The input below:

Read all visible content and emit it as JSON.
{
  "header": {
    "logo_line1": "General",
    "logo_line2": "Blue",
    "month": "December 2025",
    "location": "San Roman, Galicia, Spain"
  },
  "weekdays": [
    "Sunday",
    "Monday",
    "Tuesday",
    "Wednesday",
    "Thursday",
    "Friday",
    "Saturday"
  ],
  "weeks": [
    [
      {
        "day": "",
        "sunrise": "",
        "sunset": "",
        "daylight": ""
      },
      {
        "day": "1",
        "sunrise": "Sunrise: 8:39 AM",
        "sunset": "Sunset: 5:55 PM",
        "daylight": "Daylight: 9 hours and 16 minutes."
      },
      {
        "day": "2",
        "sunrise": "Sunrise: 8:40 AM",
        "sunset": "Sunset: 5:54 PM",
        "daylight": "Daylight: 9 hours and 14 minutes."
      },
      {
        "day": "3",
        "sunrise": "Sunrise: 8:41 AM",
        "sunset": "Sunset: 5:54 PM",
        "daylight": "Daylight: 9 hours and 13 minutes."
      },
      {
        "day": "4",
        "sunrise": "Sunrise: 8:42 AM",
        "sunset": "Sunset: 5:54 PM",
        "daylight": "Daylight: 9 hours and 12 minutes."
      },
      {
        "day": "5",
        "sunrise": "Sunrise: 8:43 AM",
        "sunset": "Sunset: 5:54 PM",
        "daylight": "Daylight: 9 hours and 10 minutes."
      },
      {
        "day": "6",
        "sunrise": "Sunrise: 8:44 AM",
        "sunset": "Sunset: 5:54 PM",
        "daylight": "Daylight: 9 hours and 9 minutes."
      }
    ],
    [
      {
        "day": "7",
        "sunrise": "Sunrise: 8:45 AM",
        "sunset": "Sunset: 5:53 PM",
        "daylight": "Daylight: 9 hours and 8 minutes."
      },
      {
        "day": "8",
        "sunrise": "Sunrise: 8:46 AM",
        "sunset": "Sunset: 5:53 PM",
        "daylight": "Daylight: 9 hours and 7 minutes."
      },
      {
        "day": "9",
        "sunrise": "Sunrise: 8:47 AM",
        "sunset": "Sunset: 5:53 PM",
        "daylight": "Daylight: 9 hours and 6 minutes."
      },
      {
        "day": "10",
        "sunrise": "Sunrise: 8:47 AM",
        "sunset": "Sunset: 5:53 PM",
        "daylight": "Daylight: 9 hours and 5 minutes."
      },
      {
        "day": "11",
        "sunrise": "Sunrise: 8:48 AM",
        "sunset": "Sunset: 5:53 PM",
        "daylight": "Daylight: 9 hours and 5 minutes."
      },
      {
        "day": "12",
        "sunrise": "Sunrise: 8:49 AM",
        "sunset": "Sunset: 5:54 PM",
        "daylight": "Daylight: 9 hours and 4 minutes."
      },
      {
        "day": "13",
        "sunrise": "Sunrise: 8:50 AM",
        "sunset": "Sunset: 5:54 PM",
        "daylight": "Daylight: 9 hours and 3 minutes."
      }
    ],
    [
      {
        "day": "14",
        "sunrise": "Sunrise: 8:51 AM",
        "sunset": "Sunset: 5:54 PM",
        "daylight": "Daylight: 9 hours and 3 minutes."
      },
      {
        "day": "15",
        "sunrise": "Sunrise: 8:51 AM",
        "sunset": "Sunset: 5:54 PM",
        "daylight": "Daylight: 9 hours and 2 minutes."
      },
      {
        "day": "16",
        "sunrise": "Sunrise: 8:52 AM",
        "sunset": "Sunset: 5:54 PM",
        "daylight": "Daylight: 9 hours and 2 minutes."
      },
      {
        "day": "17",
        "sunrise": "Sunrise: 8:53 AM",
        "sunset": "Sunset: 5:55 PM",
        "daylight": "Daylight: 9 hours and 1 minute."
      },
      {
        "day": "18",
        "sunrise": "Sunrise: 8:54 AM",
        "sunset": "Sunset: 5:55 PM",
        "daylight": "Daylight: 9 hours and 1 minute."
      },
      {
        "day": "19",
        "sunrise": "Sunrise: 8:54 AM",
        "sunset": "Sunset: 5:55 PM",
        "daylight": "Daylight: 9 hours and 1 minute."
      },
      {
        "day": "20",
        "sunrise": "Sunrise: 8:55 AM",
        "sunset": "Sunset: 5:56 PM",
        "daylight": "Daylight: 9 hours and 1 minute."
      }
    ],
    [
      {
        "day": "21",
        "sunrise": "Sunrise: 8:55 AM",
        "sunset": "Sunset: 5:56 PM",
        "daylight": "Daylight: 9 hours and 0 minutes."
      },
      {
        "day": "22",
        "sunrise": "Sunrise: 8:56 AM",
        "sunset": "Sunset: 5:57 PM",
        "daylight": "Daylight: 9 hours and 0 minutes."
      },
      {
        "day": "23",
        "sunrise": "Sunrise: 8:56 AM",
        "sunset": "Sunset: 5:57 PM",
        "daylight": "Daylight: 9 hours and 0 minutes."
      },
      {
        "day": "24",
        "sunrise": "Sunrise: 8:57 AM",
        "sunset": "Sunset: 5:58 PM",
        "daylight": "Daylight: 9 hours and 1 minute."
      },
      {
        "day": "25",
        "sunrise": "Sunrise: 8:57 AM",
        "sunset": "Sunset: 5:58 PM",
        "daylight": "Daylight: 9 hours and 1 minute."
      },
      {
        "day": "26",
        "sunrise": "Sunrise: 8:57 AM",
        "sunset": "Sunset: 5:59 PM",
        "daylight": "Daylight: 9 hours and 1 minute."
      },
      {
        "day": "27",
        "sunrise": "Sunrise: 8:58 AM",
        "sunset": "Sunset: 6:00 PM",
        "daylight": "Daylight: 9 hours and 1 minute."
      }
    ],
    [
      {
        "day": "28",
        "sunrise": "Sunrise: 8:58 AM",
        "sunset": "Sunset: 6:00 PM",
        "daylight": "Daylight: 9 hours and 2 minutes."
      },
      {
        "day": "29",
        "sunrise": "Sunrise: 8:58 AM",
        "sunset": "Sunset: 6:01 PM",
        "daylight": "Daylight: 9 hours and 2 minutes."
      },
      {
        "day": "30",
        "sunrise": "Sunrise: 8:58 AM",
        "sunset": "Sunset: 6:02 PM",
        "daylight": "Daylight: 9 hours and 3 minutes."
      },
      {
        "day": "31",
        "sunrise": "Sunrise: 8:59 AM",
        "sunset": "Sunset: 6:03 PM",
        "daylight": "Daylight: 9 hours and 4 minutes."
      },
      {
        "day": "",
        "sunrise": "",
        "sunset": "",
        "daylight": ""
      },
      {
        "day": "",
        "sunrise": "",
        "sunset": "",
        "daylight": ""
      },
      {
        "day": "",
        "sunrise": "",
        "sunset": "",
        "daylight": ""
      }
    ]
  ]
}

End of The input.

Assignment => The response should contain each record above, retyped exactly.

Reply =>
Read all visible content and emit it as JSON.
{
  "header": {
    "logo_line1": "General",
    "logo_line2": "Blue",
    "month": "December 2025",
    "location": "San Roman, Galicia, Spain"
  },
  "weekdays": [
    "Sunday",
    "Monday",
    "Tuesday",
    "Wednesday",
    "Thursday",
    "Friday",
    "Saturday"
  ],
  "weeks": [
    [
      {
        "day": "",
        "sunrise": "",
        "sunset": "",
        "daylight": ""
      },
      {
        "day": "1",
        "sunrise": "Sunrise: 8:39 AM",
        "sunset": "Sunset: 5:55 PM",
        "daylight": "Daylight: 9 hours and 16 minutes."
      },
      {
        "day": "2",
        "sunrise": "Sunrise: 8:40 AM",
        "sunset": "Sunset: 5:54 PM",
        "daylight": "Daylight: 9 hours and 14 minutes."
      },
      {
        "day": "3",
        "sunrise": "Sunrise: 8:41 AM",
        "sunset": "Sunset: 5:54 PM",
        "daylight": "Daylight: 9 hours and 13 minutes."
      },
      {
        "day": "4",
        "sunrise": "Sunrise: 8:42 AM",
        "sunset": "Sunset: 5:54 PM",
        "daylight": "Daylight: 9 hours and 12 minutes."
      },
      {
        "day": "5",
        "sunrise": "Sunrise: 8:43 AM",
        "sunset": "Sunset: 5:54 PM",
        "daylight": "Daylight: 9 hours and 10 minutes."
      },
      {
        "day": "6",
        "sunrise": "Sunrise: 8:44 AM",
        "sunset": "Sunset: 5:54 PM",
        "daylight": "Daylight: 9 hours and 9 minutes."
      }
    ],
    [
      {
        "day": "7",
        "sunrise": "Sunrise: 8:45 AM",
        "sunset": "Sunset: 5:53 PM",
        "daylight": "Daylight: 9 hours and 8 minutes."
      },
      {
        "day": "8",
        "sunrise": "Sunrise: 8:46 AM",
        "sunset": "Sunset: 5:53 PM",
        "daylight": "Daylight: 9 hours and 7 minutes."
      },
      {
        "day": "9",
        "sunrise": "Sunrise: 8:47 AM",
        "sunset": "Sunset: 5:53 PM",
        "daylight": "Daylight: 9 hours and 6 minutes."
      },
      {
        "day": "10",
        "sunrise": "Sunrise: 8:47 AM",
        "sunset": "Sunset: 5:53 PM",
        "daylight": "Daylight: 9 hours and 5 minutes."
      },
      {
        "day": "11",
        "sunrise": "Sunrise: 8:48 AM",
        "sunset": "Sunset: 5:53 PM",
        "daylight": "Daylight: 9 hours and 5 minutes."
      },
      {
        "day": "12",
        "sunrise": "Sunrise: 8:49 AM",
        "sunset": "Sunset: 5:54 PM",
        "daylight": "Daylight: 9 hours and 4 minutes."
      },
      {
        "day": "13",
        "sunrise": "Sunrise: 8:50 AM",
        "sunset": "Sunset: 5:54 PM",
        "daylight": "Daylight: 9 hours and 3 minutes."
      }
    ],
    [
      {
        "day": "14",
        "sunrise": "Sunrise: 8:51 AM",
        "sunset": "Sunset: 5:54 PM",
        "daylight": "Daylight: 9 hours and 3 minutes."
      },
      {
        "day": "15",
        "sunrise": "Sunrise: 8:51 AM",
        "sunset": "Sunset: 5:54 PM",
        "daylight": "Daylight: 9 hours and 2 minutes."
      },
      {
        "day": "16",
        "sunrise": "Sunrise: 8:52 AM",
        "sunset": "Sunset: 5:54 PM",
        "daylight": "Daylight: 9 hours and 2 minutes."
      },
      {
        "day": "17",
        "sunrise": "Sunrise: 8:53 AM",
        "sunset": "Sunset: 5:55 PM",
        "daylight": "Daylight: 9 hours and 1 minute."
      },
      {
        "day": "18",
        "sunrise": "Sunrise: 8:54 AM",
        "sunset": "Sunset: 5:55 PM",
        "daylight": "Daylight: 9 hours and 1 minute."
      },
      {
        "day": "19",
        "sunrise": "Sunrise: 8:54 AM",
        "sunset": "Sunset: 5:55 PM",
        "daylight": "Daylight: 9 hours and 1 minute."
      },
      {
        "day": "20",
        "sunrise": "Sunrise: 8:55 AM",
        "sunset": "Sunset: 5:56 PM",
        "daylight": "Daylight: 9 hours and 1 minute."
      }
    ],
    [
      {
        "day": "21",
        "sunrise": "Sunrise: 8:55 AM",
        "sunset": "Sunset: 5:56 PM",
        "daylight": "Daylight: 9 hours and 0 minutes."
      },
      {
        "day": "22",
        "sunrise": "Sunrise: 8:56 AM",
        "sunset": "Sunset: 5:57 PM",
        "daylight": "Daylight: 9 hours and 0 minutes."
      },
      {
        "day": "23",
        "sunrise": "Sunrise: 8:56 AM",
        "sunset": "Sunset: 5:57 PM",
        "daylight": "Daylight: 9 hours and 0 minutes."
      },
      {
        "day": "24",
        "sunrise": "Sunrise: 8:57 AM",
        "sunset": "Sunset: 5:58 PM",
        "daylight": "Daylight: 9 hours and 1 minute."
      },
      {
        "day": "25",
        "sunrise": "Sunrise: 8:57 AM",
        "sunset": "Sunset: 5:58 PM",
        "daylight": "Daylight: 9 hours and 1 minute."
      },
      {
        "day": "26",
        "sunrise": "Sunrise: 8:57 AM",
        "sunset": "Sunset: 5:59 PM",
        "daylight": "Daylight: 9 hours and 1 minute."
      },
      {
        "day": "27",
        "sunrise": "Sunrise: 8:58 AM",
        "sunset": "Sunset: 6:00 PM",
        "daylight": "Daylight: 9 hours and 1 minute."
      }
    ],
    [
      {
        "day": "28",
        "sunrise": "Sunrise: 8:58 AM",
        "sunset": "Sunset: 6:00 PM",
        "daylight": "Daylight: 9 hours and 2 minutes."
      },
      {
        "day": "29",
        "sunrise": "Sunrise: 8:58 AM",
        "sunset": "Sunset: 6:01 PM",
        "daylight": "Daylight: 9 hours and 2 minutes."
      },
      {
        "day": "30",
        "sunrise": "Sunrise: 8:58 AM",
        "sunset": "Sunset: 6:02 PM",
        "daylight": "Daylight: 9 hours and 3 minutes."
      },
      {
        "day": "31",
        "sunrise": "Sunrise: 8:59 AM",
        "sunset": "Sunset: 6:03 PM",
        "daylight": "Daylight: 9 hours and 4 minutes."
      },
      {
        "day": "",
        "sunrise": "",
        "sunset": "",
        "daylight": ""
      },
      {
        "day": "",
        "sunrise": "",
        "sunset": "",
        "daylight": ""
      },
      {
        "day": "",
        "sunrise": "",
        "sunset": "",
        "daylight": ""
      }
    ]
  ]
}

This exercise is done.